TASK INSTRUCTIONS -
What the response needs is every record, repeated verbatim, and no images.

[[ DATA PROVIDED, beginning ]]

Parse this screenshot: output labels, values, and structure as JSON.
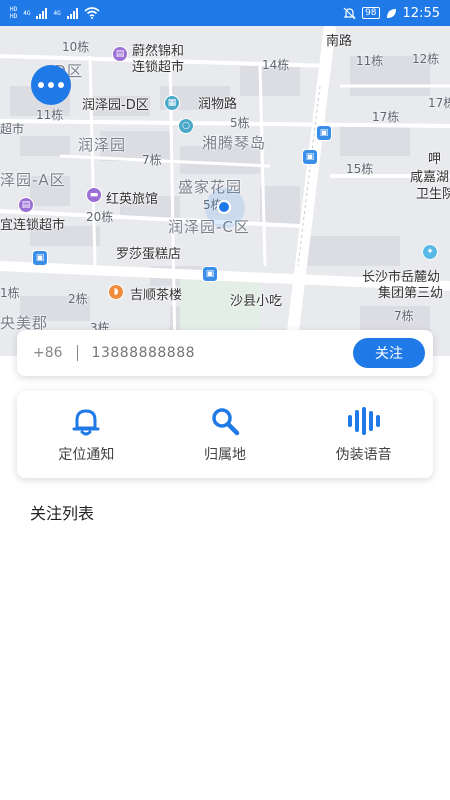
{
  "status_bar": {
    "sim1": "HD",
    "sim2": "HD",
    "net1": "4G",
    "net2": "4G",
    "battery": "98",
    "time": "12:55"
  },
  "map": {
    "labels": [
      "10栋",
      "蔚然锦和",
      "连锁超市",
      "14栋",
      "南路",
      "11栋",
      "12栋",
      "-D区",
      "润泽园-D区",
      "润物路",
      "超市",
      "11栋",
      "5栋",
      "17栋",
      "17栋",
      "润泽园",
      "湘腾琴岛",
      "7栋",
      "呷",
      "15栋",
      "咸嘉湖",
      "卫生院",
      "泽园-A区",
      "红英旅馆",
      "盛家花园",
      "5栋",
      "20栋",
      "宜连锁超市",
      "润泽园-C区",
      "罗莎蛋糕店",
      "长沙市岳麓幼",
      "集团第三幼",
      "1栋",
      "2栋",
      "吉顺茶楼",
      "沙县小吃",
      "央美郡",
      "3栋",
      "7栋"
    ]
  },
  "phone_input": {
    "country_code": "+86",
    "placeholder": "13888888888",
    "follow_label": "关注"
  },
  "functions": [
    {
      "label": "定位通知",
      "icon": "bell-icon"
    },
    {
      "label": "归属地",
      "icon": "search-icon"
    },
    {
      "label": "伪装语音",
      "icon": "voice-wave-icon"
    }
  ],
  "follow_list": {
    "title": "关注列表"
  },
  "colors": {
    "primary": "#1f7ae8",
    "map_bg": "#e9eaee"
  }
}
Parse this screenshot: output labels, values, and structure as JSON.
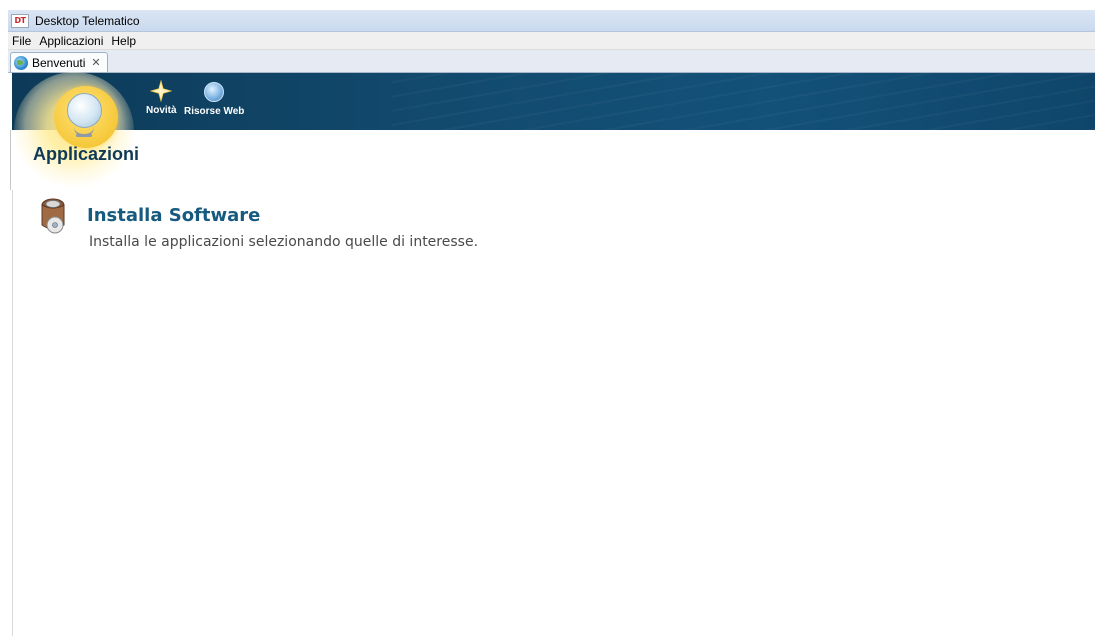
{
  "window": {
    "title": "Desktop Telematico",
    "logo_text": "DT"
  },
  "menubar": {
    "items": [
      {
        "label": "File"
      },
      {
        "label": "Applicazioni"
      },
      {
        "label": "Help"
      }
    ]
  },
  "tabs": [
    {
      "label": "Benvenuti",
      "icon": "globe-icon",
      "close_icon": "close-icon"
    }
  ],
  "banner": {
    "colors": {
      "background": "#124a6e",
      "glow": "#ffe37a"
    },
    "nav": [
      {
        "label": "Novità",
        "icon": "star-icon"
      },
      {
        "label": "Risorse Web",
        "icon": "web-icon"
      }
    ]
  },
  "content": {
    "heading": "Applicazioni",
    "items": [
      {
        "title": "Installa Software",
        "description": "Installa le applicazioni selezionando quelle di interesse.",
        "icon": "software-package-icon"
      }
    ]
  }
}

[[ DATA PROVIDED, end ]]

RESULT FOR THIS TASK -
Parse this screenshot: output labels, values, and structure as JSON.
{
  "status_bar": {
    "sim1": "HD",
    "sim2": "HD",
    "net1": "4G",
    "net2": "4G",
    "battery": "98",
    "time": "12:55"
  },
  "map": {
    "labels": [
      "10栋",
      "蔚然锦和",
      "连锁超市",
      "14栋",
      "南路",
      "11栋",
      "12栋",
      "-D区",
      "润泽园-D区",
      "润物路",
      "超市",
      "11栋",
      "5栋",
      "17栋",
      "17栋",
      "润泽园",
      "湘腾琴岛",
      "7栋",
      "呷",
      "15栋",
      "咸嘉湖",
      "卫生院",
      "泽园-A区",
      "红英旅馆",
      "盛家花园",
      "5栋",
      "20栋",
      "宜连锁超市",
      "润泽园-C区",
      "罗莎蛋糕店",
      "长沙市岳麓幼",
      "集团第三幼",
      "1栋",
      "2栋",
      "吉顺茶楼",
      "沙县小吃",
      "央美郡",
      "3栋",
      "7栋"
    ]
  },
  "phone_input": {
    "country_code": "+86",
    "placeholder": "13888888888",
    "follow_label": "关注"
  },
  "functions": [
    {
      "label": "定位通知",
      "icon": "bell-icon"
    },
    {
      "label": "归属地",
      "icon": "search-icon"
    },
    {
      "label": "伪装语音",
      "icon": "voice-wave-icon"
    }
  ],
  "follow_list": {
    "title": "关注列表"
  },
  "colors": {
    "primary": "#1f7ae8",
    "map_bg": "#e9eaee"
  }
}
Parse this screenshot: output labels, values, and structure as JSON.
{
  "window": {
    "title": "Desktop Telematico",
    "logo_text": "DT"
  },
  "menubar": {
    "items": [
      {
        "label": "File"
      },
      {
        "label": "Applicazioni"
      },
      {
        "label": "Help"
      }
    ]
  },
  "tabs": [
    {
      "label": "Benvenuti",
      "icon": "globe-icon",
      "close_icon": "close-icon"
    }
  ],
  "banner": {
    "colors": {
      "background": "#124a6e",
      "glow": "#ffe37a"
    },
    "nav": [
      {
        "label": "Novità",
        "icon": "star-icon"
      },
      {
        "label": "Risorse Web",
        "icon": "web-icon"
      }
    ]
  },
  "content": {
    "heading": "Applicazioni",
    "items": [
      {
        "title": "Installa Software",
        "description": "Installa le applicazioni selezionando quelle di interesse.",
        "icon": "software-package-icon"
      }
    ]
  }
}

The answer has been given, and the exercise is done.